* **TRY IT**
Return, word for word, the line that contains "Output a JSON" and every line after it through the end of the records.

Data items
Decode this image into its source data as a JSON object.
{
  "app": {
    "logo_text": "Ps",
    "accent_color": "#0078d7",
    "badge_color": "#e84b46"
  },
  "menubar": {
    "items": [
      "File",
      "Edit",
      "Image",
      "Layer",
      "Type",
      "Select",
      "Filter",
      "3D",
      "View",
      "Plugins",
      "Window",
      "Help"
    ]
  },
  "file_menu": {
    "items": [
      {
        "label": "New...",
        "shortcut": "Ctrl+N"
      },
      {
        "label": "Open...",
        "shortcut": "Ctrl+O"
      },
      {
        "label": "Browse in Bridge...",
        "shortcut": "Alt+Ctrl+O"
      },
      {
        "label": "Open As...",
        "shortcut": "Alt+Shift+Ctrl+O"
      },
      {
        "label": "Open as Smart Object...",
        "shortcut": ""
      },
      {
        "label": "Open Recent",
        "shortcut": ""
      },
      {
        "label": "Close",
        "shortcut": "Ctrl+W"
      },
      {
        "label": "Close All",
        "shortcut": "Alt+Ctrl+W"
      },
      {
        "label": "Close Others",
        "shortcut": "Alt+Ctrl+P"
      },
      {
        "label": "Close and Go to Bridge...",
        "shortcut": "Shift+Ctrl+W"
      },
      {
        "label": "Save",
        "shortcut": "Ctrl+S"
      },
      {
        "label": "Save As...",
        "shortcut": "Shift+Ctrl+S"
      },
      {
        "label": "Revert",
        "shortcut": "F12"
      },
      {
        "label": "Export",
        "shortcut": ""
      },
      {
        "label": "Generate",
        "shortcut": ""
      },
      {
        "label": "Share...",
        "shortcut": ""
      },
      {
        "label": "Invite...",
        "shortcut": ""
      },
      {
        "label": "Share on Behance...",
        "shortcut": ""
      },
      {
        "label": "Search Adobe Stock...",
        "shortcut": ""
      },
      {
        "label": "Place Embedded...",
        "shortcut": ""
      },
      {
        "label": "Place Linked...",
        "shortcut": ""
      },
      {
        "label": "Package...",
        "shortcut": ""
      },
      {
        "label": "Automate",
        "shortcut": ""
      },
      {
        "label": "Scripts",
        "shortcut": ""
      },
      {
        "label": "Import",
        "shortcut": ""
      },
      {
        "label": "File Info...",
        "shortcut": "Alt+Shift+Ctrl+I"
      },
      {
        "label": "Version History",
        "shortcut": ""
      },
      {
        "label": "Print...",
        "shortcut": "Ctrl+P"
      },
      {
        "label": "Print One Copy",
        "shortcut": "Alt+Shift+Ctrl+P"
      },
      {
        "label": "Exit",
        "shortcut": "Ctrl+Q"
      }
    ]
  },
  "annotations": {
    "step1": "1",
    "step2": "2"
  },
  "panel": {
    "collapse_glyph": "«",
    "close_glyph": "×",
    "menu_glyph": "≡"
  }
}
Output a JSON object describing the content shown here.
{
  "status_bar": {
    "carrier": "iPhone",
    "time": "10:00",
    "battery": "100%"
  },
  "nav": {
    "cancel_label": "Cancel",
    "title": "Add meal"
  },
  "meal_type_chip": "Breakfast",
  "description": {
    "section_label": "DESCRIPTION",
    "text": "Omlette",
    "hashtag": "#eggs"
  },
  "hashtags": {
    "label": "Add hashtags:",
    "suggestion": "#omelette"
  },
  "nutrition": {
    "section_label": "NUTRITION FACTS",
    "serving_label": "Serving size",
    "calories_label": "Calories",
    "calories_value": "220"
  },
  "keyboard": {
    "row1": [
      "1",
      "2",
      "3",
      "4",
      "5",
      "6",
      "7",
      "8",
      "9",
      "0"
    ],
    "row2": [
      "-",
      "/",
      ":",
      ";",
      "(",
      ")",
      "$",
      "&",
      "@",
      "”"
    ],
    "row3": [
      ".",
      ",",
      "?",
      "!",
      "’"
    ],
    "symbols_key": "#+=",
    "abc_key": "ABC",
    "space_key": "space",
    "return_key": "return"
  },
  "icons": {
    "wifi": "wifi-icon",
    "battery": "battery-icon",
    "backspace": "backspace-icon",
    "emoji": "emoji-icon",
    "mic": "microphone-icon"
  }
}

* **EXPECTED ANSWER**
Output a JSON object describing the content shown here.
{
  "status_bar": {
    "carrier": "iPhone",
    "time": "10:00",
    "battery": "100%"
  },
  "nav": {
    "cancel_label": "Cancel",
    "title": "Add meal"
  },
  "meal_type_chip": "Breakfast",
  "description": {
    "section_label": "DESCRIPTION",
    "text": "Omlette",
    "hashtag": "#eggs"
  },
  "hashtags": {
    "label": "Add hashtags:",
    "suggestion": "#omelette"
  },
  "nutrition": {
    "section_label": "NUTRITION FACTS",
    "serving_label": "Serving size",
    "calories_label": "Calories",
    "calories_value": "220"
  },
  "keyboard": {
    "row1": [
      "1",
      "2",
      "3",
      "4",
      "5",
      "6",
      "7",
      "8",
      "9",
      "0"
    ],
    "row2": [
      "-",
      "/",
      ":",
      ";",
      "(",
      ")",
      "$",
      "&",
      "@",
      "”"
    ],
    "row3": [
      ".",
      ",",
      "?",
      "!",
      "’"
    ],
    "symbols_key": "#+=",
    "abc_key": "ABC",
    "space_key": "space",
    "return_key": "return"
  },
  "icons": {
    "wifi": "wifi-icon",
    "battery": "battery-icon",
    "backspace": "backspace-icon",
    "emoji": "emoji-icon",
    "mic": "microphone-icon"
  }
}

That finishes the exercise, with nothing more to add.